A chronological history of...
The Crittenden Press
The City of Marion's oldest business wasn't around when the city was created in 1851, but if it were, you can bet the city's incorporation would have been on the front page of The Crittenden Press.
Its establishment in 1879 makes The Crittenden Press the oldest, continuously-operated Marion business. A close second is Henry and Henry Monuments, which began two years later.
The Crittenden Press was founded by R.C. Walker. In those first days, it's hard to imagine the long, painstaking process required to produce even a few lines of type, not to mention several pages eight columns wide.
The front of this week's edition of The Crittenden Press in keeping with the city's celebration of 150 years closely resembles the appearance the newspaper had when Walker began publishing in 1879.
History of the business has been passed down to each of the eight owners, including the descendants of Evers Mick, whose family continues to publish the weekly newspaper and The Early Bird Shopper's Guide.
According to history, the newspaper was distributed to as few as 200 subscribers in 1879. Growth was rapid, as subscriptions reached 500 the first few years and 1,800 by 1894.
Like the county's growth in the last 50 years, The Crittenden Press' growth has been steady.

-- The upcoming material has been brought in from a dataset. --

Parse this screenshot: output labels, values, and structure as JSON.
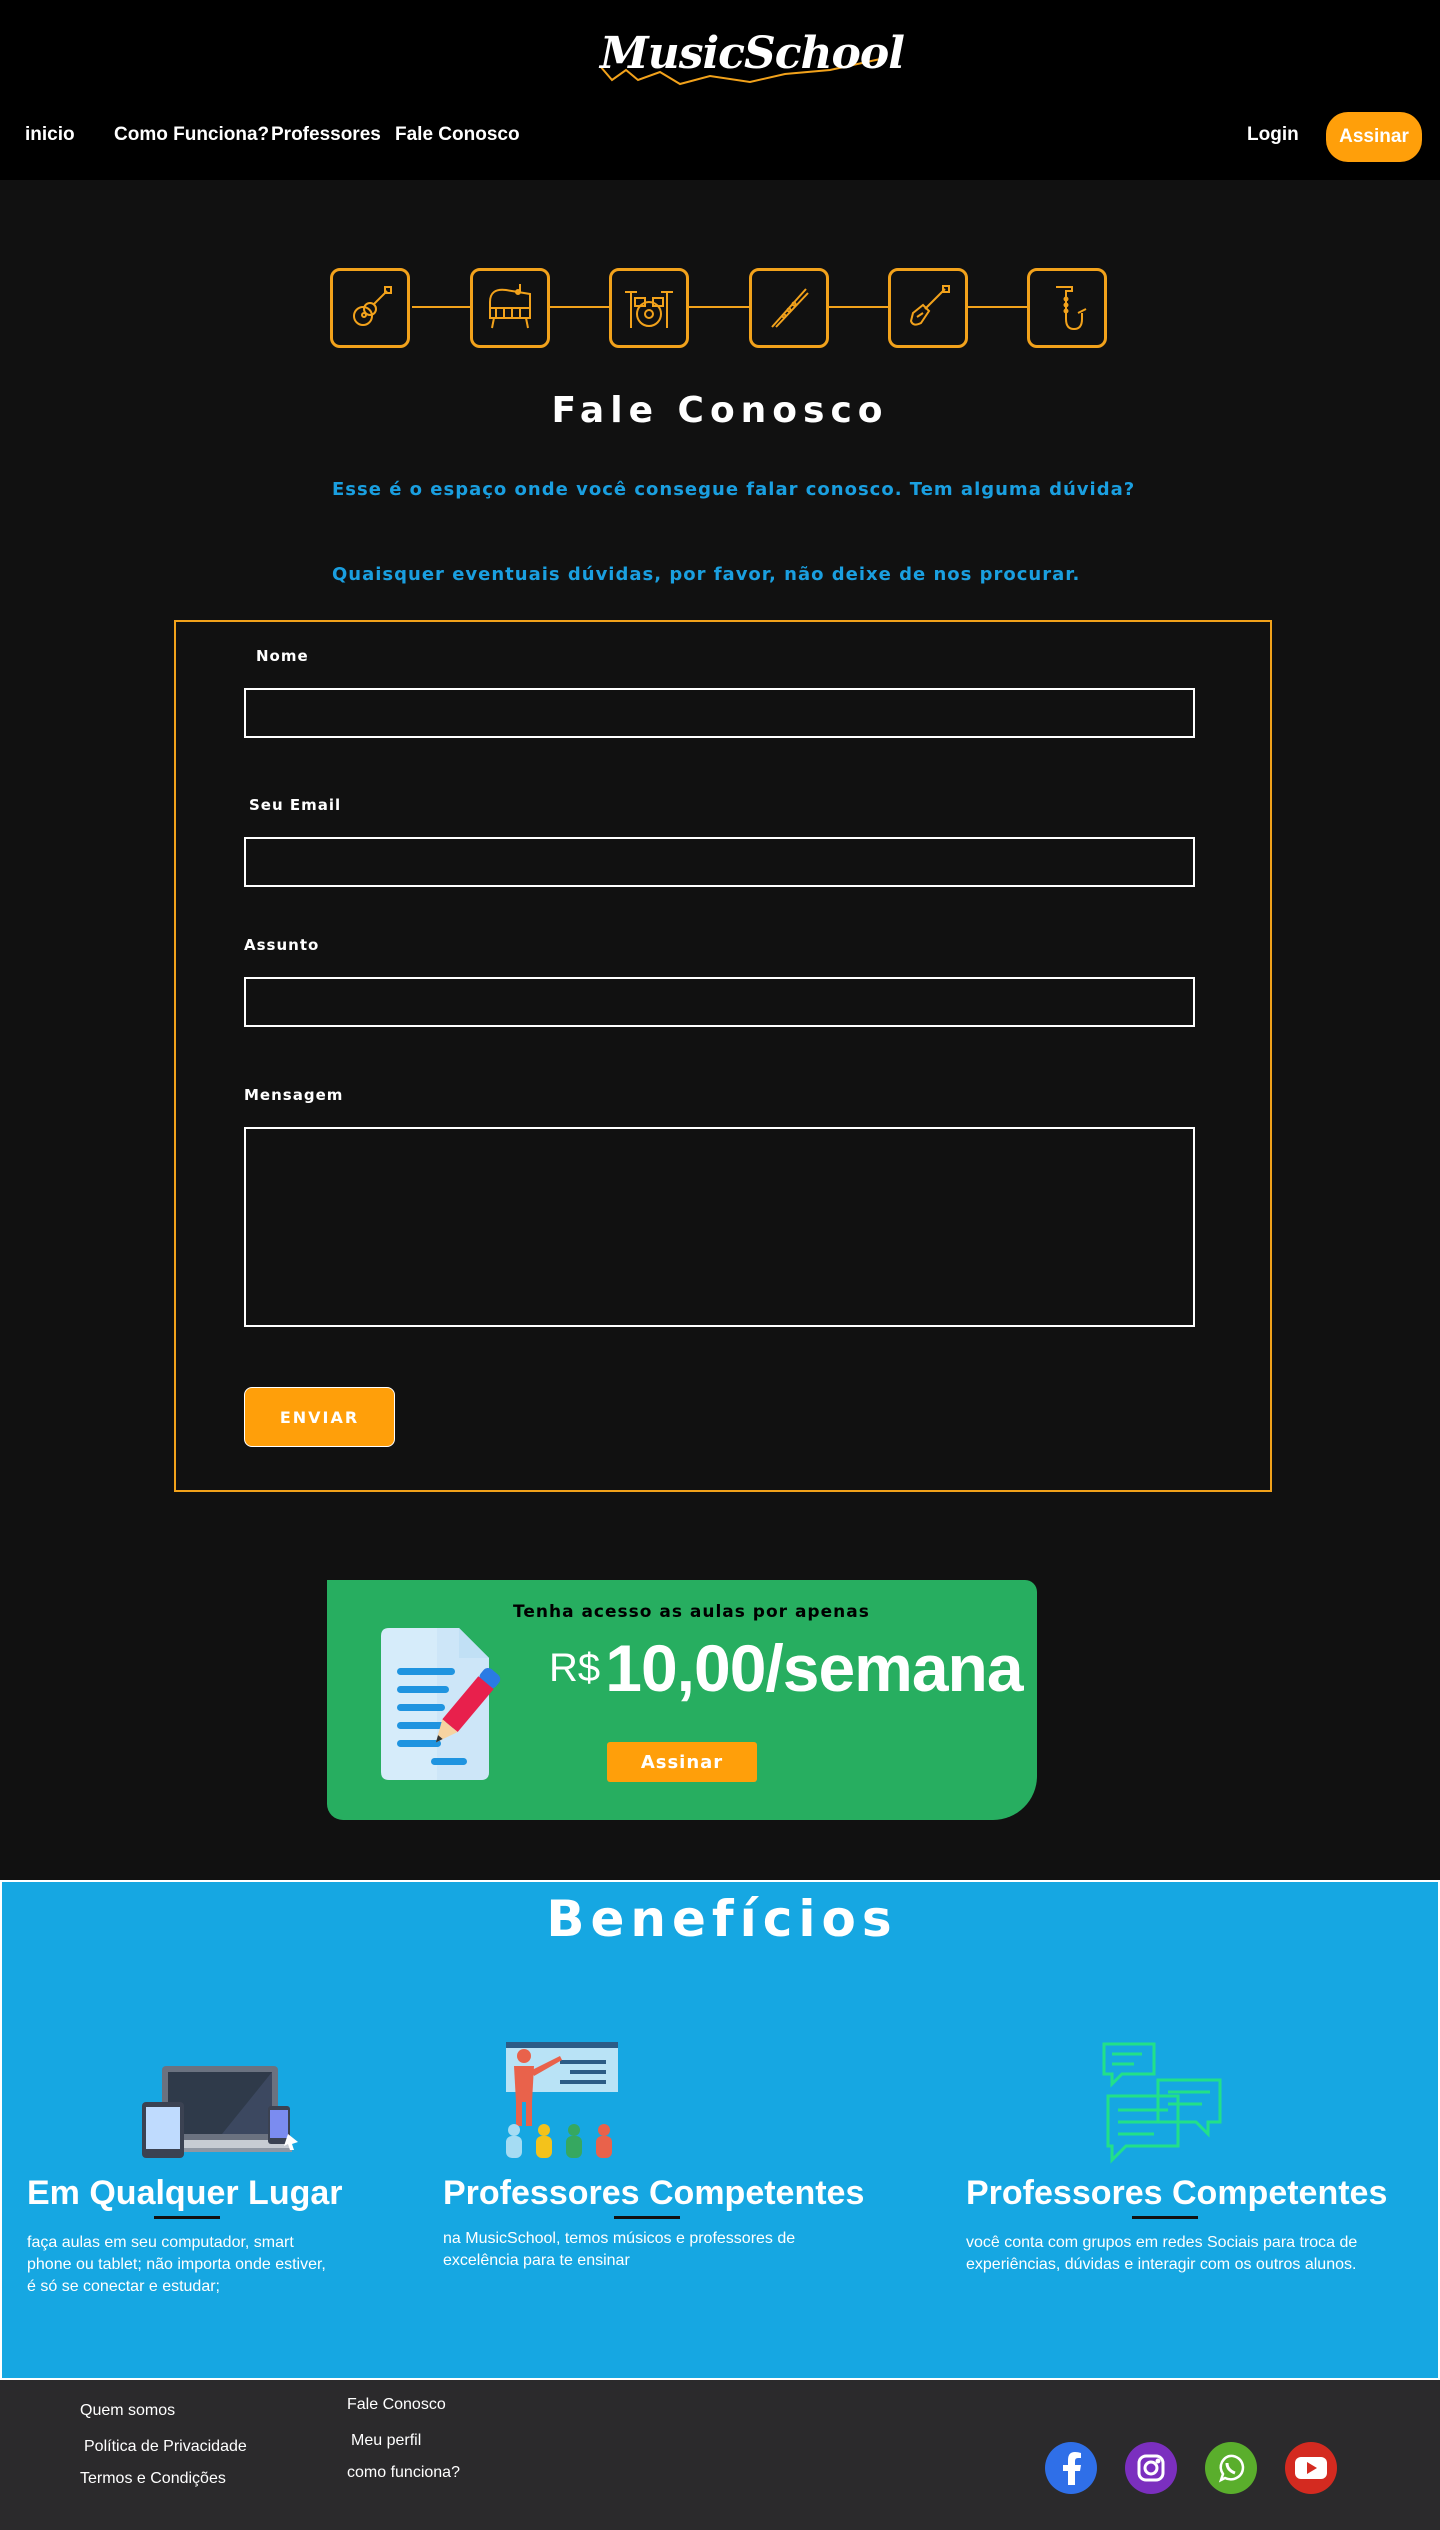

Circulation today is 4,300.
Walter Walker succeeded his father, R.C. Walker, as publisher of The Crittenden Press. He was followed by S.M. Jenkins and W.F. Hogard and his son Wilson Hogard.
The Hogards sold the newspaper to J.I. Brown, who owned it until 1955 when it was purchased by Charles E. Pepper.
Current ownership by the Mick family started in 1960, when Evers Mick branched out of his role as a radio announcer in Madisonville to embark on a career in print media.
Evers Mick was editor and publisher for nearly 10 years, with assistance from his wife, Lucille, and high school-age son, Paul. Evers Mick died suddenly on Christmas Day in 1969 at which time his son a 1969 graduate of Murray State University took the reins.
While Lucille Mick was not involved in the day-to-day operation of The Crittenden Press between 1969 and her death in 1989, she maintained close ties to the family business, helping out in the newspaper office from time to time. Through the 1970s and 1980s, a third generation of Micks, Allison, was introduced to the newspaper. As a teen-ager, she took photographs, worked in the darkroom and delivered newspapers.
Paul Mick published the newspaper until his tragic murder in 1990. At that time, John Lucas, a long-time Press editor, took over daily operations. Mick's wife, Nancy, remained as the company president and eventually served as publisher from 1993-1998.
In 1993, Ms. Mick hired Chris Evans to become only the second editor in more than 20 years at the newspaper. Evans, whose journalism career began in 1979 in Tennessee, had worked at The Press in the late 1980s as a reporter before spending five years at the Paducah Sun. Evans returned to Crittenden County and married Paul and Nancy Mick's oldest daughter, Allison. The couple operates the newspaper and they have three children, two daughters, Meredith Kate and Elliot Drew, and a son, Benjamin Paul.
Ms. Mick died in March of 2000.
Today, Evans and his wife Allison Mick-Evans own and operate the newspaper, which is still printed each week in Marion. It is one of the last family-owned newspapers in the state and the only locally-owned weekly west of Louisville that maintains its own printing press.
The Crittenden Press, Inc., which includes a second publication, The Early Bird, and a commercial printing division, has a staff of 13 employees. One employee in the production department, Faye Conger, has worked there for more than 25 years.
The award-winning weekly newspaper is considered one of the state's best in its category. A strong commitment to community news and professional reporting is testament to The Crittenden Press' longevity. The Press has been recognized many times by the Kentucky Press Association for its high journalistic standards.
Throughout its history, the newspaper has published a single issue every week except one. That was in 1999 when a B1 Bomber jet crashed shortly after the latest issue of The Press hit the streets. In a rare move, the newspaper published a second edition that day and had it on sale less than two hours after the jet had crashed into a firey ball just north of town near Mattoon.